──────── THE DATA ────────

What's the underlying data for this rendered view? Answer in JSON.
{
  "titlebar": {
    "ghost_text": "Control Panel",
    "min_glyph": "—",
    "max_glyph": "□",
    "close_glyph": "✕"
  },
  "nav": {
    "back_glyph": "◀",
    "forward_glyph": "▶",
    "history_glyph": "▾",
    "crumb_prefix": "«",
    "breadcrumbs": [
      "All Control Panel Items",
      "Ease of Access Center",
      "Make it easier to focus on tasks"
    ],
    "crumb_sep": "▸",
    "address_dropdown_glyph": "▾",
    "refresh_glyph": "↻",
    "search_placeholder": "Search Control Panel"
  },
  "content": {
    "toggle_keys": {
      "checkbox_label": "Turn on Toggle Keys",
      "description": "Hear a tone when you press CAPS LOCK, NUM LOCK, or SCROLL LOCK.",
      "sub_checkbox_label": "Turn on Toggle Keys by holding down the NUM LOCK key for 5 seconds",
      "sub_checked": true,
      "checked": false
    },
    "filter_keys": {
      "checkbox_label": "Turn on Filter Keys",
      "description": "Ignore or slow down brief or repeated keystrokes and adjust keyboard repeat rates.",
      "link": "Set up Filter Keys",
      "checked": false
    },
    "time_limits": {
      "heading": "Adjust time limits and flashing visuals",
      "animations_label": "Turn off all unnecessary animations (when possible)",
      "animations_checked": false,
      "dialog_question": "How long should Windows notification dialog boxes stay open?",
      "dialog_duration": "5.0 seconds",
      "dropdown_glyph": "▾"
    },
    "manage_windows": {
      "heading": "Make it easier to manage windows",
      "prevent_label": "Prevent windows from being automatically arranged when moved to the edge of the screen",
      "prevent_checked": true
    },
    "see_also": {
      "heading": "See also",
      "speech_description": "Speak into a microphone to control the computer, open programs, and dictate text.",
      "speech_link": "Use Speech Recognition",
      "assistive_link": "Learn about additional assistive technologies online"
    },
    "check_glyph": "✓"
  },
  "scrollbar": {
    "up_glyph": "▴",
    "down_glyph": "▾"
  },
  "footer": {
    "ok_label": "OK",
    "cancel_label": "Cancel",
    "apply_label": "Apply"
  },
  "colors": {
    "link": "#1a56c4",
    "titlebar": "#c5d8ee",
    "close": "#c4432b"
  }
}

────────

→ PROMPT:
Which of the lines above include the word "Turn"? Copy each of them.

→ TASK RESULT:
      "checkbox_label": "Turn on Toggle Keys",
      "sub_checkbox_label": "Turn on Toggle Keys by holding down the NUM LOCK key for 5 seconds",
      "checkbox_label": "Turn on Filter Keys",
      "animations_label": "Turn off all unnecessary animations (when possible)",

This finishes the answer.